Warren's two sons, ages 7 and 9, have given him a new perspective on the rock band experience.
"It's like a circus to them, watching the whole thing," Warren says. "To be witnessed by your kids doing something you associate with your own youth is pretty strange and wonderful. They look at me a little bit differently, and I look at them a little bit differently. I see them processing the whole thing: 'We didn't realize this about him.' My oldest [Lucian] wore his Del Fuegos T-shirt to school, and the vice principal called him over. He's kind of a shy guy, and he thought he was in trouble. This guy with white hair goes, 'Where'd you get that shirt!' Lucian still thought something was wrong. The vice principal goes, 'I love that band!' I don't know if that helped or hurt my case."
'Don't Run Wild'
Age, however, is very much on the Del Fuegos' minds as they relearn and replay their old hits. The band's songs were hard-driving, high-energy swagger rock. They're girl watching in the stomping "Hand in Hand," and in the appropriately fidgety "Nervous and Shakey" Dan sings, "I know I got around,"
"It would be helpful to be 21 to have a full emotional connection to them again," Dan says. "There's something about those youthful emotions, they're not particularly complex. After getting inside them, it started coming back. I can take myself pretty seriously, and these are not the songs to be singing if you're taking yourself seriously."
"There's a little bit of the aging process going on," Warren says, "but I think we might be in the wine-and-cheese category. It seems to have gotten better with time."

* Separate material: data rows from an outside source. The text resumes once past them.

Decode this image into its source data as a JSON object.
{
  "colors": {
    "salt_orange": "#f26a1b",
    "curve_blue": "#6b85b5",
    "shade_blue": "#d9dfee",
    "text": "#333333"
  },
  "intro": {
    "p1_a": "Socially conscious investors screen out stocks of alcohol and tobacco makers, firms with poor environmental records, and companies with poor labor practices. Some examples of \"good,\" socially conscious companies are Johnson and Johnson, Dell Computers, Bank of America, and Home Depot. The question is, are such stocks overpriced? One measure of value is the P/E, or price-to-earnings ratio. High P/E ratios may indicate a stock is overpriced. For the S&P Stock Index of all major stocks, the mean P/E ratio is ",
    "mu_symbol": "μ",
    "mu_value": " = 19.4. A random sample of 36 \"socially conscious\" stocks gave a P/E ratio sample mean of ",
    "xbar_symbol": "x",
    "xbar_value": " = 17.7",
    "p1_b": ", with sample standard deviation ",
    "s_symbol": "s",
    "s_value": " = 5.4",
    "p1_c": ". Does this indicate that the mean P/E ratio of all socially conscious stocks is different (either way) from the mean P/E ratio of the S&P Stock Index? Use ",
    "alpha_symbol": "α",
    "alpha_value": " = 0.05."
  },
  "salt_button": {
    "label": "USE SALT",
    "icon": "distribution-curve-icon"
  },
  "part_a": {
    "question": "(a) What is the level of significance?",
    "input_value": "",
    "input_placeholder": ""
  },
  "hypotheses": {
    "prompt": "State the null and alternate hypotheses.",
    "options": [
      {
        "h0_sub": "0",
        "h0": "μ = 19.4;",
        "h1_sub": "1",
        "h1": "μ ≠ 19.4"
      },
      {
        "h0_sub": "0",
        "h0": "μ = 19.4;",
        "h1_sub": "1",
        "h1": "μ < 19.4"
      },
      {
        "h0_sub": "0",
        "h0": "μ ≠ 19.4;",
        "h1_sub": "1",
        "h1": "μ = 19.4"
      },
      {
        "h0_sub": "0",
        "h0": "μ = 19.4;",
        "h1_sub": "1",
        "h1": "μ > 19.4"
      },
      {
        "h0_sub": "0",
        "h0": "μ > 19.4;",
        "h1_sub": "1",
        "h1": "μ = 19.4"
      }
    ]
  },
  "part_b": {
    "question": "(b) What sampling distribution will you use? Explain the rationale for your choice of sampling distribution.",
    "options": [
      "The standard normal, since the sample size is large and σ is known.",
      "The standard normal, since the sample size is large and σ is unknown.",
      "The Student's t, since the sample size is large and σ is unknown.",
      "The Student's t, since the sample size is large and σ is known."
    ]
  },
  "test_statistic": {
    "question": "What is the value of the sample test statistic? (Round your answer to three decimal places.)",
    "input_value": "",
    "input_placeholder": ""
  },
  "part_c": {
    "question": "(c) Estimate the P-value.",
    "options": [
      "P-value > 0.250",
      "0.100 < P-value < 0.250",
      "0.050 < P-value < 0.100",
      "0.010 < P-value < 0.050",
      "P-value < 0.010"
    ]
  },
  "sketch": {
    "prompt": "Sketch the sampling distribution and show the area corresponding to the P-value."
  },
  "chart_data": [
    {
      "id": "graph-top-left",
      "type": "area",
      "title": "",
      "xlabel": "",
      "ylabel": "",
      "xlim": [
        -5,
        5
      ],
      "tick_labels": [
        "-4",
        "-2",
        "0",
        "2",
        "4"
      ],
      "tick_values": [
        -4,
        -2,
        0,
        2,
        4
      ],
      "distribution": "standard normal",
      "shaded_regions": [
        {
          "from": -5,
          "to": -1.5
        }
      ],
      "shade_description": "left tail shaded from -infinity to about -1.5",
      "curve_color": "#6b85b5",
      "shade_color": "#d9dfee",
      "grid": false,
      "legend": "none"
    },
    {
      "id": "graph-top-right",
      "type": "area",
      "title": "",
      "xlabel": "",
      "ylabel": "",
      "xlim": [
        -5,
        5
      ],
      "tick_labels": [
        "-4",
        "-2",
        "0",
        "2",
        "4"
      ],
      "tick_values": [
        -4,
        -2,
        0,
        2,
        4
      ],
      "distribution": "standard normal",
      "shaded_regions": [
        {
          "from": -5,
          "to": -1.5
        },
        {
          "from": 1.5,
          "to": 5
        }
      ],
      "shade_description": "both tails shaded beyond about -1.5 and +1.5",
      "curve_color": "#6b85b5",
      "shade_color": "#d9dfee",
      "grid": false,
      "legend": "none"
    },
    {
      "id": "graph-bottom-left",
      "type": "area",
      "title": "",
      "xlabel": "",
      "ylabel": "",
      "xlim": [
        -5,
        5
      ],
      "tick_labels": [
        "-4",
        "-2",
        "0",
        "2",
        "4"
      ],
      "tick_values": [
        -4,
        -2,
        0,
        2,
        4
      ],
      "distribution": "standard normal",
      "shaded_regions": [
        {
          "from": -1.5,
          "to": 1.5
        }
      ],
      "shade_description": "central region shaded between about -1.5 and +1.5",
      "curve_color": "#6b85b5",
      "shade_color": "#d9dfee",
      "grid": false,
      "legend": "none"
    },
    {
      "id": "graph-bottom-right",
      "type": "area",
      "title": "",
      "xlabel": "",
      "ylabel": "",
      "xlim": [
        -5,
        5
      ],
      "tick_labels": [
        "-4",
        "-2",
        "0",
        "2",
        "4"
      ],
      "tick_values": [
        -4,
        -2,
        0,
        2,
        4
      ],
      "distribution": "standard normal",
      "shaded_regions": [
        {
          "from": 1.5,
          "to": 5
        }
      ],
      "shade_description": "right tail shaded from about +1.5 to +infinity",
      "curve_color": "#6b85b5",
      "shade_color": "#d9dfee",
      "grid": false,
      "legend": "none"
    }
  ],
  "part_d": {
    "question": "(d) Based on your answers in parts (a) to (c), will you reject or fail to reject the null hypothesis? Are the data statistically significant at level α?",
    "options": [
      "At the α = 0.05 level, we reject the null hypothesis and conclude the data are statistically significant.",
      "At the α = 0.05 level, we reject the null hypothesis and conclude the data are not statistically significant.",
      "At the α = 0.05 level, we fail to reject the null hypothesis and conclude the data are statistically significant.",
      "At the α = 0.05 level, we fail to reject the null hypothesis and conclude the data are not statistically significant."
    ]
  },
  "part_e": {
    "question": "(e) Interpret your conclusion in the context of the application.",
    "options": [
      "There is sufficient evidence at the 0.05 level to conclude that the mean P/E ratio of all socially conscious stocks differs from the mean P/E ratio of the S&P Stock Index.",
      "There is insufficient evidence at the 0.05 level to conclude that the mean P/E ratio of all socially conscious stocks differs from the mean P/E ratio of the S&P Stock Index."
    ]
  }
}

Warren continues: "We've all done a lot of playing since the band. Not only have I gotten to play with really good musicians in my solo work, at the Hall of Fame and working with Little Steven just talking about the groove with people like [Little Richard drummer] Earl Palmer or [James Brown drummer] Clyde Stubblefield or Robbie Robertson or Nile Rodgers -- I think I became a better player just by talking about this stuff so much. I remember Mitchell talking about the groove as this total abstraction, like a hippie thing, but talking about a fundamental thing that makes rock and roll work. The groove, locking it in. You come back and it's still locked in. That's exciting."
"Once we get loosened up, it's great fun -- the primal energy of it," Dan says. "You know, rock and roll is not big-brain music, but it's great body music. ... We've been sounding better than ever, which is weird. We shouldn't be, because we're older and this is youth music."
When the tour wraps and the dust resettles, Dan returns to his family gigs. He says he's even developing a TV show around the music.
But there might be some new Del Fuegos recordings at the end of the road. Both brothers acknowledge that they've been working on new songs -- and writing them together for the first time.
"We never really did much writing together," Dan says. "That's a big part of why he left the group. Now we have an opportunity to try and do things differently. He's a great writer, and why wouldn't I want to?"
"Dan's finally coming to terms that I'm the smarter brother," Warren says, chuckling. "So there may be peace in our time yet."